It’s nice when I manage to read a book that’s been on my “to read” list for a while. Too often books placed on the list just seem to languish there, forgotten, until I happen to come across them on the library shelves, which is the case with Rob Thurman‘s Nightlife. Unfortunately, my enthusiasm for the book quickly waned the more I read. It’s not that Nightlife is bad, but I’m figuring that it’s probably just one of those books that are decidedly “not for me.”
This also is a shame, because I was sort of in the mood for what I guess is called “urban fantasy” these days. I was thinking I’d like to read something akin to TV’s Supernatural with a dash of the Hellblazer comic thrown in. Nightlife seemed to fit the bill. It’s the story of two brothers, Cal and Niko Leandros. Though they have the same mother, Cal’s father was a supernatural being, one of the “Auphe,” a race of beings that became known as “elves” in the imagination of folklore, but are, in fact, horrific and cruel. Niko, the elder of the two, has devoted his life to protecting his little bro from the Auphe who claim Cal as their own flesh and blood. And so the two are constantly on the run, picking up odd jobs where they can but never putting down roots. But, of course, there are more creatures of the night than just the Auphe. There are vampires, werewolves, and even a bridge troll, all hidden under the thin veneer of the mundane.
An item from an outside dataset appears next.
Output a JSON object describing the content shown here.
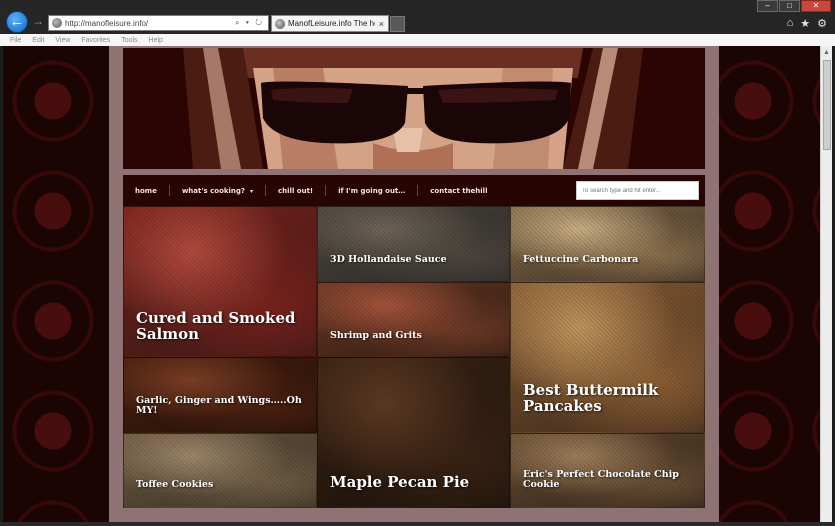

So the premise and setting of Nightlife was fine, but the writing made me want to pull my hair out. Again, it wasn’t because it was poorly written, but I just couldn’t stand it. I was cruising along okay the first few chapters, but then it wore me down and eventually I just wanted the damn thing to end. Like a lot of UF, Nightlife is written in first person point-of-view and that was a big problem because of the snarky, sarcastic, More-Ironic-Than-Thou Cal, who is the one doing the storytelling. You’re stuck with him for the duration. I guess he’s supposed to seem gritty-but-witty but I just wanted to kick him in the balls. Every other paragraph, what with some kind of mirthless joke that isn’t as clever as Cal seems to think it is. And on and on with the whining about being half-monster and interrupting action scenes with exposition on the past or how he feels about something or other. God forbid you ask him how his day is going. You’d better have a thermos of espresso handy. Cal is one chatty Kathy. I understand that sarcasm and cynicism is sort of a genre norm. I’m okay with that, but Cal Leandros bored me.
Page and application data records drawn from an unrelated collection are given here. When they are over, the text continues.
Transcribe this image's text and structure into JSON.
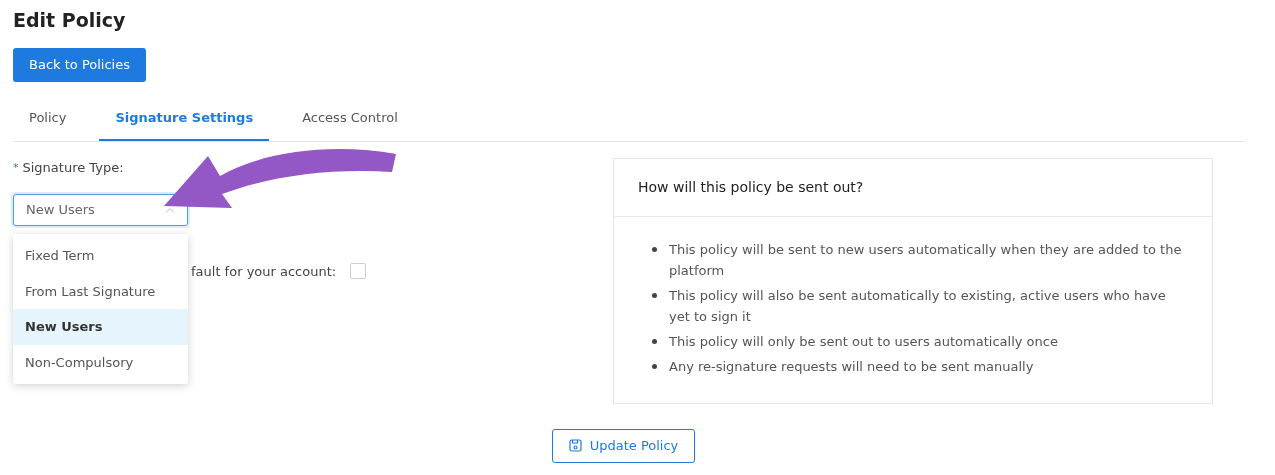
{
  "title": "Edit Policy",
  "back_button": "Back to Policies",
  "tabs": [
    {
      "label": "Policy",
      "selected": false
    },
    {
      "label": "Signature Settings",
      "selected": true
    },
    {
      "label": "Access Control",
      "selected": false
    }
  ],
  "signature_type": {
    "required_mark": "*",
    "label": "Signature Type:",
    "value": "New Users",
    "expanded": true,
    "options": [
      {
        "label": "Fixed Term",
        "selected": false
      },
      {
        "label": "From Last Signature",
        "selected": false
      },
      {
        "label": "New Users",
        "selected": true
      },
      {
        "label": "Non-Compulsory",
        "selected": false
      }
    ]
  },
  "default_setting": {
    "label": "fault for your account:",
    "checked": false
  },
  "info_card": {
    "title": "How will this policy be sent out?",
    "bullets": [
      "This policy will be sent to new users automatically when they are added to the platform",
      "This policy will also be sent automatically to existing, active users who have yet to sign it",
      "This policy will only be sent out to users automatically once",
      "Any re-signature requests will need to be sent manually"
    ]
  },
  "update_button": "Update Policy"
}
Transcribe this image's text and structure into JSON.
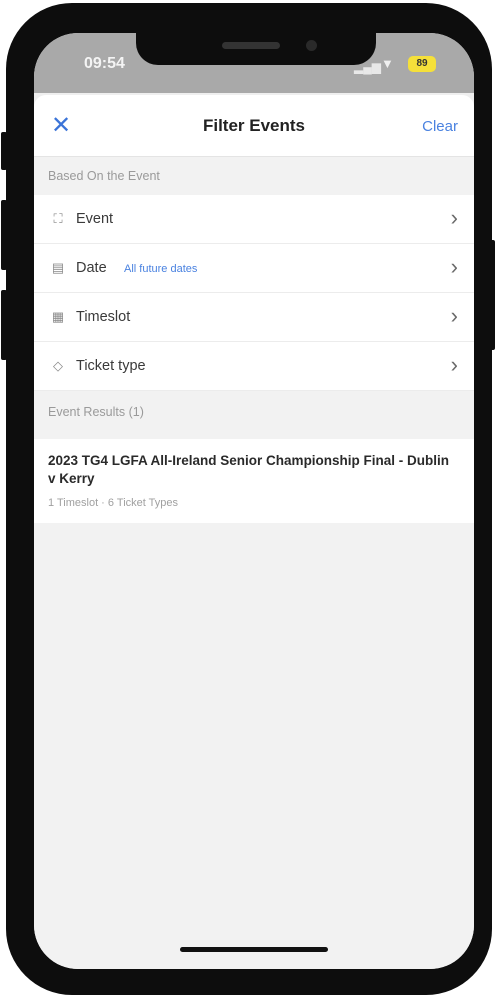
{
  "status_bar": {
    "time": "09:54",
    "battery": "89"
  },
  "nav": {
    "close_icon": "close-icon",
    "title": "Filter Events",
    "clear_label": "Clear"
  },
  "sections": {
    "based_on": "Based On the Event",
    "results": "Event Results (1)"
  },
  "filters": [
    {
      "label": "Event",
      "icon": "event-icon",
      "value": ""
    },
    {
      "label": "Date",
      "icon": "calendar-icon",
      "value": "All future dates"
    },
    {
      "label": "Timeslot",
      "icon": "timeslot-icon",
      "value": ""
    },
    {
      "label": "Ticket type",
      "icon": "tag-icon",
      "value": ""
    }
  ],
  "result": {
    "title": "2023 TG4 LGFA All-Ireland Senior Championship Final - Dublin v Kerry",
    "subtitle": "1 Timeslot · 6 Ticket Types"
  },
  "colors": {
    "accent": "#4a82e0",
    "status_bar": "#a9a9a9",
    "battery": "#f5e03a"
  }
}
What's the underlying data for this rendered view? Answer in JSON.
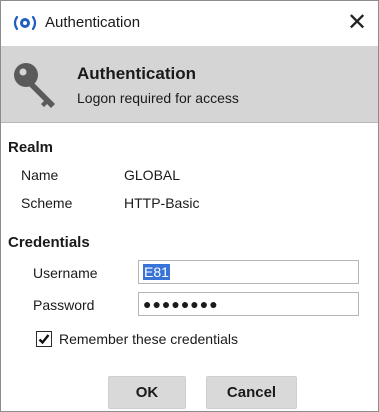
{
  "window": {
    "title": "Authentication",
    "close_glyph": "✕"
  },
  "banner": {
    "title": "Authentication",
    "subtitle": "Logon required for access",
    "icon": "key-icon"
  },
  "realm": {
    "heading": "Realm",
    "name_label": "Name",
    "name_value": "GLOBAL",
    "scheme_label": "Scheme",
    "scheme_value": "HTTP-Basic"
  },
  "credentials": {
    "heading": "Credentials",
    "username_label": "Username",
    "username_value": "E81",
    "password_label": "Password",
    "password_value": "●●●●●●●●",
    "remember_label": "Remember these credentials",
    "remember_checked": true
  },
  "buttons": {
    "ok_label": "OK",
    "cancel_label": "Cancel"
  },
  "colors": {
    "banner_bg": "#d5d5d5",
    "selection": "#3874d8",
    "brand_icon": "#1f5fc0"
  }
}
But, hey. That’s just me. I’m sure that there are a lot of people out there who’d get more out of Nightlife than I did. What I would have liked to have seen was some of Niko’s POV, too, since their brotherly relationship was supposed to be an important part of the story, but I never got the sense of a real emotional connection between Niko and Cal. As I mentioned, it was written all right overall, but I just couldn’t stand the narrator. I just sort of skimmed over the last two-thirds of the book since I have some pathological urge to finish every book I start.
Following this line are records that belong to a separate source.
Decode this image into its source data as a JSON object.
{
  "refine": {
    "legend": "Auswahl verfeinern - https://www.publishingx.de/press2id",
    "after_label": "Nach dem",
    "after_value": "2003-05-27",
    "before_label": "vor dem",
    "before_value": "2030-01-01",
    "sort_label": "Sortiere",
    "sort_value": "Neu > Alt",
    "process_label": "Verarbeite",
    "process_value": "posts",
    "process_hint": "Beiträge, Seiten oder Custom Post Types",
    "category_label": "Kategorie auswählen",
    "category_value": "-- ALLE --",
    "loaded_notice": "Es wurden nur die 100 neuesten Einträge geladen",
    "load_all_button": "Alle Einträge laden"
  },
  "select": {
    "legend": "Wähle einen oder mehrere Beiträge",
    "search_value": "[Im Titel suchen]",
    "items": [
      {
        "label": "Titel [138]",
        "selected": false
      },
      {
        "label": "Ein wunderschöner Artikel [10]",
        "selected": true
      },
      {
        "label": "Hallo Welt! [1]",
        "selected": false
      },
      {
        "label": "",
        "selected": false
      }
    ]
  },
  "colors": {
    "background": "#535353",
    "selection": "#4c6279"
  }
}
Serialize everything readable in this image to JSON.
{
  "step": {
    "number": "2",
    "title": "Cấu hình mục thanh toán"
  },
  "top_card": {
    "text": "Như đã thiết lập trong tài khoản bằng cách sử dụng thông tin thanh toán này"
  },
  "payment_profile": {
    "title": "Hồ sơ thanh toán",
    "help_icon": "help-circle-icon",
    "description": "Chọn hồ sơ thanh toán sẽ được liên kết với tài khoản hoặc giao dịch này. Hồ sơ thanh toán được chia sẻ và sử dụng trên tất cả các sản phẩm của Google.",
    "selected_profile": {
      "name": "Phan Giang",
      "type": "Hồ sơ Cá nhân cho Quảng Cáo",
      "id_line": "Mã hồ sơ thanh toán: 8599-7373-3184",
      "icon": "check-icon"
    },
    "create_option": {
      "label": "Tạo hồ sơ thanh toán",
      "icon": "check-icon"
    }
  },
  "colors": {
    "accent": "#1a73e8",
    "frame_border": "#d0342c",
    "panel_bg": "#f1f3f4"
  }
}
The verdict: ★★✩✩✩ Nightlife didn’t do a thing for me, but some devoted fans of the genre may get a bit more out of it. There are several more volumes in this series, so clearly Thurman is doing something right, but it’s likely I won’t be checking in on it.